* _Material provided_
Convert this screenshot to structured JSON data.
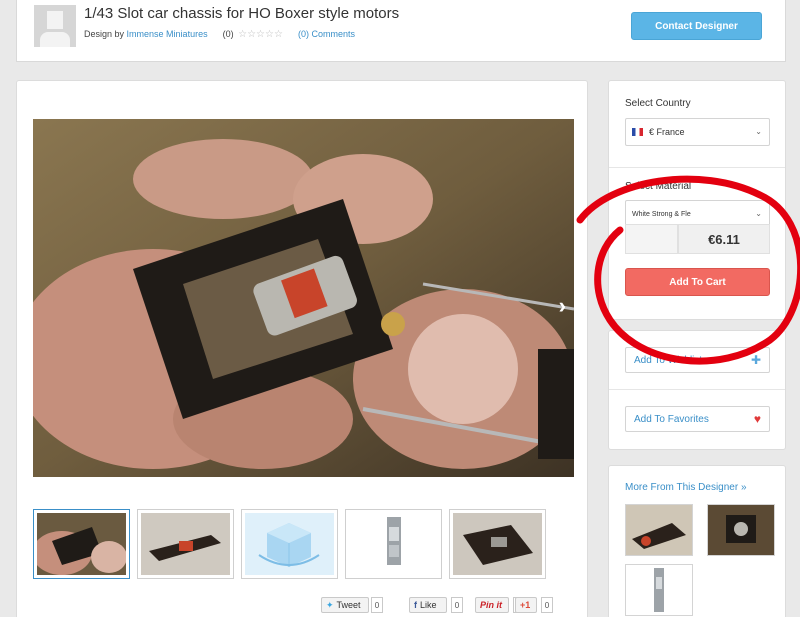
{
  "header": {
    "title": "1/43 Slot car chassis for HO Boxer style motors",
    "design_by_label": "Design by",
    "designer": "Immense Miniatures",
    "rating_count": "(0)",
    "stars": "☆☆☆☆☆",
    "comments": "(0) Comments",
    "contact_label": "Contact Designer"
  },
  "gallery": {
    "next_glyph": "›"
  },
  "social": {
    "tweet": "Tweet",
    "tweet_count": "0",
    "like": "Like",
    "like_count": "0",
    "pin": "Pin it",
    "pin_count": "0",
    "gplus": "+1",
    "gplus_count": "0"
  },
  "purchase": {
    "country_label": "Select Country",
    "country_value": "€ France",
    "material_label": "Select Material",
    "material_value": "White Strong & Fle",
    "price": "€6.11",
    "add_to_cart": "Add To Cart"
  },
  "actions": {
    "wishlist": "Add To Wishlist",
    "favorites": "Add To Favorites"
  },
  "more": {
    "link": "More From This Designer »"
  },
  "colors": {
    "accent": "#3a8fc8",
    "contact_button": "#5bb5e6",
    "cart_button": "#f26a62",
    "annotation": "#e3000f"
  }
}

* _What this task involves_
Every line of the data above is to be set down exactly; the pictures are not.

* _Completed exercise_
Convert this screenshot to structured JSON data.
{
  "header": {
    "title": "1/43 Slot car chassis for HO Boxer style motors",
    "design_by_label": "Design by",
    "designer": "Immense Miniatures",
    "rating_count": "(0)",
    "stars": "☆☆☆☆☆",
    "comments": "(0) Comments",
    "contact_label": "Contact Designer"
  },
  "gallery": {
    "next_glyph": "›"
  },
  "social": {
    "tweet": "Tweet",
    "tweet_count": "0",
    "like": "Like",
    "like_count": "0",
    "pin": "Pin it",
    "pin_count": "0",
    "gplus": "+1",
    "gplus_count": "0"
  },
  "purchase": {
    "country_label": "Select Country",
    "country_value": "€ France",
    "material_label": "Select Material",
    "material_value": "White Strong & Fle",
    "price": "€6.11",
    "add_to_cart": "Add To Cart"
  },
  "actions": {
    "wishlist": "Add To Wishlist",
    "favorites": "Add To Favorites"
  },
  "more": {
    "link": "More From This Designer »"
  },
  "colors": {
    "accent": "#3a8fc8",
    "contact_button": "#5bb5e6",
    "cart_button": "#f26a62",
    "annotation": "#e3000f"
  }
}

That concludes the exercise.